- _What this task involves_
Without including any pictures, copy every line below exactly.

- _Data to examine_

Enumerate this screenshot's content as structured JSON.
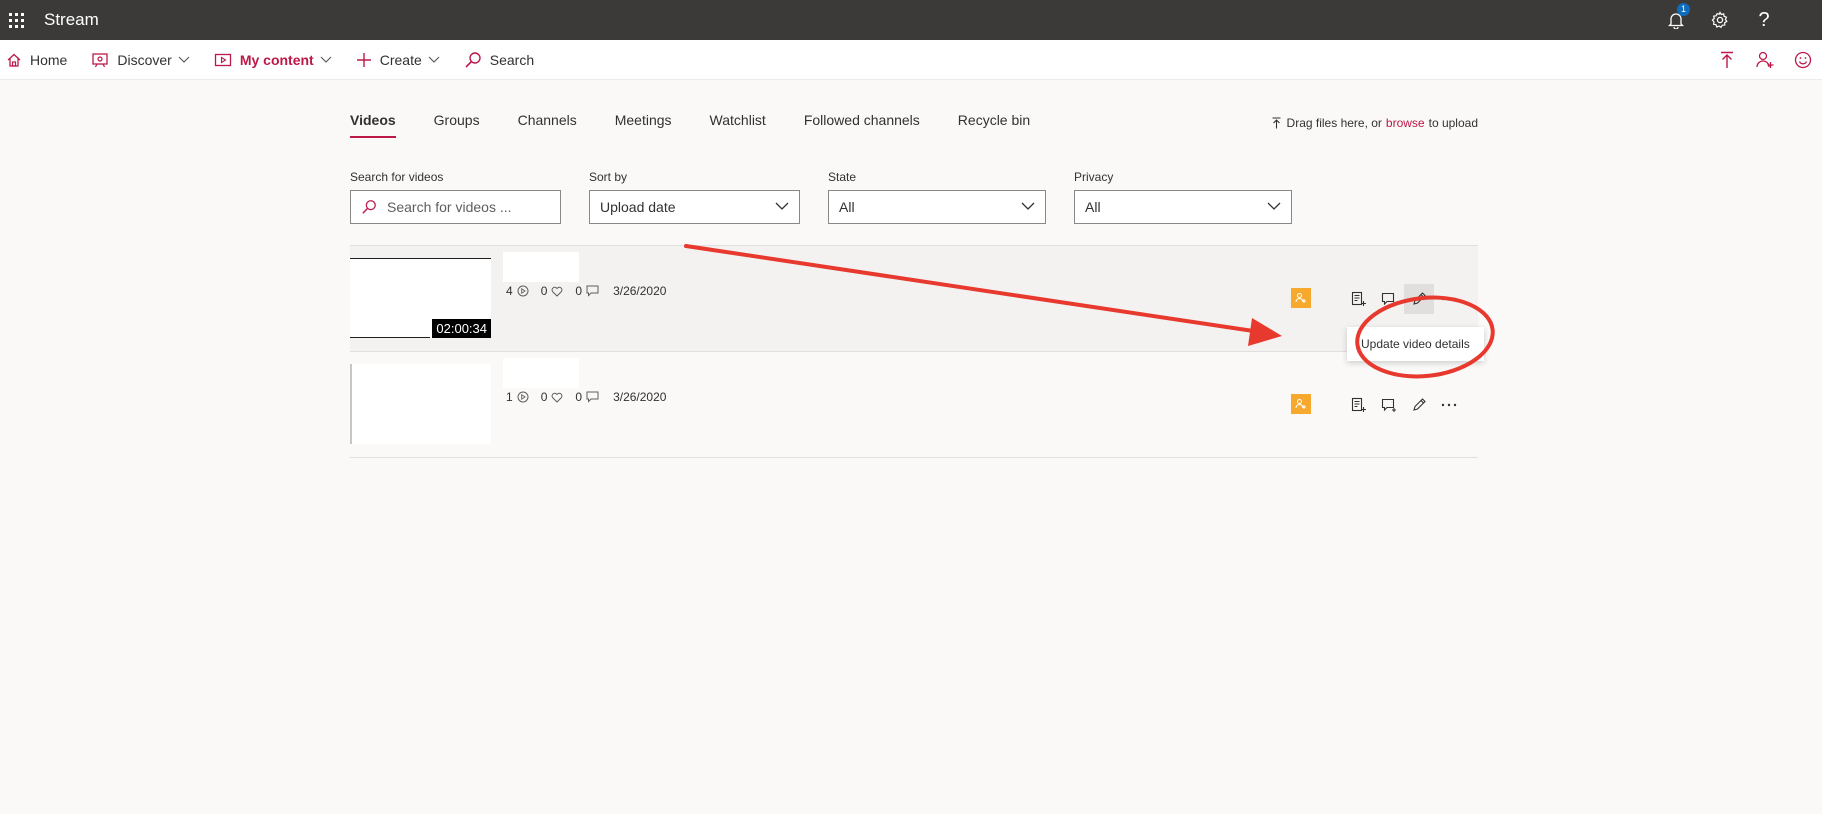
{
  "suitebar": {
    "app_name": "Stream",
    "notification_count": "1",
    "help_label": "?"
  },
  "nav": {
    "items": [
      {
        "label": "Home",
        "icon": "home-icon"
      },
      {
        "label": "Discover",
        "icon": "discover-icon"
      },
      {
        "label": "My content",
        "icon": "my-content-icon"
      },
      {
        "label": "Create",
        "icon": "plus-icon"
      },
      {
        "label": "Search",
        "icon": "search-icon"
      }
    ],
    "right_icons": [
      "upload-icon",
      "add-person-icon",
      "smiley-icon"
    ]
  },
  "tabs": [
    {
      "label": "Videos",
      "active": true
    },
    {
      "label": "Groups"
    },
    {
      "label": "Channels"
    },
    {
      "label": "Meetings"
    },
    {
      "label": "Watchlist"
    },
    {
      "label": "Followed channels"
    },
    {
      "label": "Recycle bin"
    }
  ],
  "upload": {
    "prefix": "Drag files here, or",
    "link": "browse",
    "suffix": "to upload"
  },
  "filters": {
    "search": {
      "label": "Search for videos",
      "placeholder": "Search for videos ..."
    },
    "sort": {
      "label": "Sort by",
      "value": "Upload date"
    },
    "state": {
      "label": "State",
      "value": "All"
    },
    "privacy": {
      "label": "Privacy",
      "value": "All"
    }
  },
  "videos": [
    {
      "duration": "02:00:34",
      "views": "4",
      "likes": "0",
      "comments": "0",
      "date": "3/26/2020"
    },
    {
      "views": "1",
      "likes": "0",
      "comments": "0",
      "date": "3/26/2020"
    }
  ],
  "tooltip": {
    "text": "Update video details"
  },
  "colors": {
    "accent": "#bc1948",
    "annotation": "#e8392e",
    "badge": "#f7a92e",
    "suitebar": "#3b3a39"
  }
}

- _Response to the task_
Enumerate this screenshot's content as structured JSON.
{
  "suitebar": {
    "app_name": "Stream",
    "notification_count": "1",
    "help_label": "?"
  },
  "nav": {
    "items": [
      {
        "label": "Home",
        "icon": "home-icon"
      },
      {
        "label": "Discover",
        "icon": "discover-icon"
      },
      {
        "label": "My content",
        "icon": "my-content-icon"
      },
      {
        "label": "Create",
        "icon": "plus-icon"
      },
      {
        "label": "Search",
        "icon": "search-icon"
      }
    ],
    "right_icons": [
      "upload-icon",
      "add-person-icon",
      "smiley-icon"
    ]
  },
  "tabs": [
    {
      "label": "Videos",
      "active": true
    },
    {
      "label": "Groups"
    },
    {
      "label": "Channels"
    },
    {
      "label": "Meetings"
    },
    {
      "label": "Watchlist"
    },
    {
      "label": "Followed channels"
    },
    {
      "label": "Recycle bin"
    }
  ],
  "upload": {
    "prefix": "Drag files here, or",
    "link": "browse",
    "suffix": "to upload"
  },
  "filters": {
    "search": {
      "label": "Search for videos",
      "placeholder": "Search for videos ..."
    },
    "sort": {
      "label": "Sort by",
      "value": "Upload date"
    },
    "state": {
      "label": "State",
      "value": "All"
    },
    "privacy": {
      "label": "Privacy",
      "value": "All"
    }
  },
  "videos": [
    {
      "duration": "02:00:34",
      "views": "4",
      "likes": "0",
      "comments": "0",
      "date": "3/26/2020"
    },
    {
      "views": "1",
      "likes": "0",
      "comments": "0",
      "date": "3/26/2020"
    }
  ],
  "tooltip": {
    "text": "Update video details"
  },
  "colors": {
    "accent": "#bc1948",
    "annotation": "#e8392e",
    "badge": "#f7a92e",
    "suitebar": "#3b3a39"
  }
}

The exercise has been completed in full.